Ukraine's Supreme Court has rejected all four complaints against the conduct of the presidential election lodged by Prime Minister Viktor Yanukovych.
Yanukovych refuses to step down as prime minister
The Central Election Commission also rejected his appeal over Sunday's vote, which was a re-run of the second round.
A new complaint to the Supreme Court against that decision now appears to be his last hope to overturn the result.
Mr Yanukovych lost the election to opposition leader Viktor Yushchenko, who had accused him of ballot-rigging.
Mr Yushchenko cannot be proclaimed the winner until his rival exhausts all legal possibilities to challenge the election results.
The official results showed Mr Yushchenko secured a majority of more than two million votes.
International observers praised the conduct of the re-run, saying it was much fairer than the earlier rounds.
Sunday's re-run followed a Supreme Court ruling upholding the Yushchenko camp's claim that the second round - won by Mr Yanukovych - had been massively rigged.
Mr Yushchenko's supporters thronged the streets of Kiev denouncing the election fraud.
Mr Yanukovych has defiantly refused to step down as prime minister, despite Mr Yushchenko proclaiming his government illegal.
On Wednesday, opposition supporters prevented Mr Yanukovych from entering the government compound to chair a regular cabinet meeting.
Kuchma not immune
Meanwhile, Mr Yushchenko has named possible candidates for the prime minister's post.
Speaking on Ukraine's Channel 5 TV, he named the candidates as: radical ally Yulia Tymoshenko, former Prime Minister Anatoly Kinakh, Socialist Party leader Oleksandr Moroz and businessman Petro Poroshenko.
Mr Yushchenko is aiming to form a broad reform-minded coalition cabinet.

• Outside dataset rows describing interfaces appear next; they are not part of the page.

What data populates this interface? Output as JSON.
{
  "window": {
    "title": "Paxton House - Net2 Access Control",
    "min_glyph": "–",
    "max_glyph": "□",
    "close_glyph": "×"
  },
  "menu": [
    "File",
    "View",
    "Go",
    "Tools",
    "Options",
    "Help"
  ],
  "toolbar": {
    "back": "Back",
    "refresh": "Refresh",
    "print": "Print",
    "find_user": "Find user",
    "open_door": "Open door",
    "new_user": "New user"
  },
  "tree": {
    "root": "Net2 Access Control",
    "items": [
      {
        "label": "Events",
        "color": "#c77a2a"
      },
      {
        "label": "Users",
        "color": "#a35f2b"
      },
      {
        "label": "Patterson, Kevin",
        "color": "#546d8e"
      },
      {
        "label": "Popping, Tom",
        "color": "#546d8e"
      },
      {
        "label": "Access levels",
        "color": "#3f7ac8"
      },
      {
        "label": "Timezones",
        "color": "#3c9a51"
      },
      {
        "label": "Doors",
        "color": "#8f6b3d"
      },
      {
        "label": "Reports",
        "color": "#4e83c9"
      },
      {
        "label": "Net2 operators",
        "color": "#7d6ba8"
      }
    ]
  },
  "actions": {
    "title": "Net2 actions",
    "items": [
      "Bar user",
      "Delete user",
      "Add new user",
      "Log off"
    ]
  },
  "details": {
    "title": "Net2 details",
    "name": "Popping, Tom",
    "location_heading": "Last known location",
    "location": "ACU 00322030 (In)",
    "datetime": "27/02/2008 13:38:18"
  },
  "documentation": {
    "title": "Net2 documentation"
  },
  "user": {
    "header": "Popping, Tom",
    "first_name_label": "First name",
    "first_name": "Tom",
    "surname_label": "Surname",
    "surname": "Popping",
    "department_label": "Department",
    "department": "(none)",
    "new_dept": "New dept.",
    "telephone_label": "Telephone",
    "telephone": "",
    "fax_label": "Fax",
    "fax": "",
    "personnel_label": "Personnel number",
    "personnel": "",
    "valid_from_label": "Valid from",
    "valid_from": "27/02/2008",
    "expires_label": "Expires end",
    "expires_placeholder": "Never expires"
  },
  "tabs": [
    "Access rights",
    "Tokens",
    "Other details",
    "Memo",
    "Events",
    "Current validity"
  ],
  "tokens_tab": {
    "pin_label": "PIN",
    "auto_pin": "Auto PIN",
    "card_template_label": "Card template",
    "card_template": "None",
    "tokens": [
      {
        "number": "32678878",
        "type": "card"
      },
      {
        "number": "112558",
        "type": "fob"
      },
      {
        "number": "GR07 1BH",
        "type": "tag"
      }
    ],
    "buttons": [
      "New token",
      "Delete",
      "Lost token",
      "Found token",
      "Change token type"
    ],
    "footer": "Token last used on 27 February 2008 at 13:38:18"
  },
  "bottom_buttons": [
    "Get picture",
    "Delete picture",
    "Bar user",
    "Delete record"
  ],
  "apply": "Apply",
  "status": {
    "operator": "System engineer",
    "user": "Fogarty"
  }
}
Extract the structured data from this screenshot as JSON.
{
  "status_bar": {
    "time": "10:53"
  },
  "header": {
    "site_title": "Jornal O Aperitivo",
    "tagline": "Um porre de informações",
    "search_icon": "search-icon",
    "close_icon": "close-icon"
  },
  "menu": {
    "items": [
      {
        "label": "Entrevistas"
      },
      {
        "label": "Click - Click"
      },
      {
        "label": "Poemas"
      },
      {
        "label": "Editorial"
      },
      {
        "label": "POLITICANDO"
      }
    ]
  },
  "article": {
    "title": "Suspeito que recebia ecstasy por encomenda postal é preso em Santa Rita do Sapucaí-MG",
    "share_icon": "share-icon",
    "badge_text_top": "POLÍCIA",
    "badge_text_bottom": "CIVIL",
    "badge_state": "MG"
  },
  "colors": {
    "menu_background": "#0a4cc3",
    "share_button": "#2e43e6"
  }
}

In an interview with the UK's Guardian newspaper on Thursday, he made it clear that outgoing President Leonid Kuchma, members of his family and entourage would not be immune from prosecution under the new government.
Mr Yushchenko campaigned on an anti-corruption platform - but earlier he said that outgoing presidents should be protected from prosecution.
Yushchenko supporters blocked the government compound
He told the Guardian however that "the president has to answer under the law like any other citizen".
"Any citizen, any businessman, any politician whose actions do not correspond to national law must be punished, whether... they are the president's son-in-law or his charlady in his office."
Mr Kuchma's son-in-law Viktor Pinchuk has often been accused by the opposition of using his family connections to acquire property at rock-bottom prices.
Mr Yushchenko insisted that investigations would not be conducted "in the context of political persecution".
Touching on international affairs, Mr Yushchenko said it was time to consider withdrawing the 1,600 Ukrainian troops that form part of the US-led coalition in Iraq.
The Ukrainian contingent in Iraq operates in the Polish zone of responsibility, under Polish command.